Data records:
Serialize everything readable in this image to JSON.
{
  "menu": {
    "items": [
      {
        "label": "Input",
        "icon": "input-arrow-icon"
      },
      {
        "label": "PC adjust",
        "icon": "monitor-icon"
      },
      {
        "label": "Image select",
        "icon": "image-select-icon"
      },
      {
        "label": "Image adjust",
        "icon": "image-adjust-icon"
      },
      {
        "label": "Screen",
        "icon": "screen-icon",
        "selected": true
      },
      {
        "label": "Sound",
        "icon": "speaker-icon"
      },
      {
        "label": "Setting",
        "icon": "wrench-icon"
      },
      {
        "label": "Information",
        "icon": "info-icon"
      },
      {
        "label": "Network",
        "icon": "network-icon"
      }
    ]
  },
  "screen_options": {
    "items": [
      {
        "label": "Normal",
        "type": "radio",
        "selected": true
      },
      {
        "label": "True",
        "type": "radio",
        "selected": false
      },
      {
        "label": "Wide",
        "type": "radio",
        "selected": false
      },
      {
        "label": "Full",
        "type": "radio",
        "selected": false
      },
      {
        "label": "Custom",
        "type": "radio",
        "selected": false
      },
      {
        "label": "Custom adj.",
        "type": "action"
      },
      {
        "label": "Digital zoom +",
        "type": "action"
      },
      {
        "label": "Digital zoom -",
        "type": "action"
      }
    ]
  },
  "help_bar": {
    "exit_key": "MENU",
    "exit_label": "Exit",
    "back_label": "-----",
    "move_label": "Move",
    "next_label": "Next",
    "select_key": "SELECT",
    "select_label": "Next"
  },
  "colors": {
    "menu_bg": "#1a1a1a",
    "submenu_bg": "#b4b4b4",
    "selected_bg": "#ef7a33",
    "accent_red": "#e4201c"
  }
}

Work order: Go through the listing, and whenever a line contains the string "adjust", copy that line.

Response:
        "label": "PC adjust",
        "label": "Image adjust",
        "icon": "image-adjust-icon"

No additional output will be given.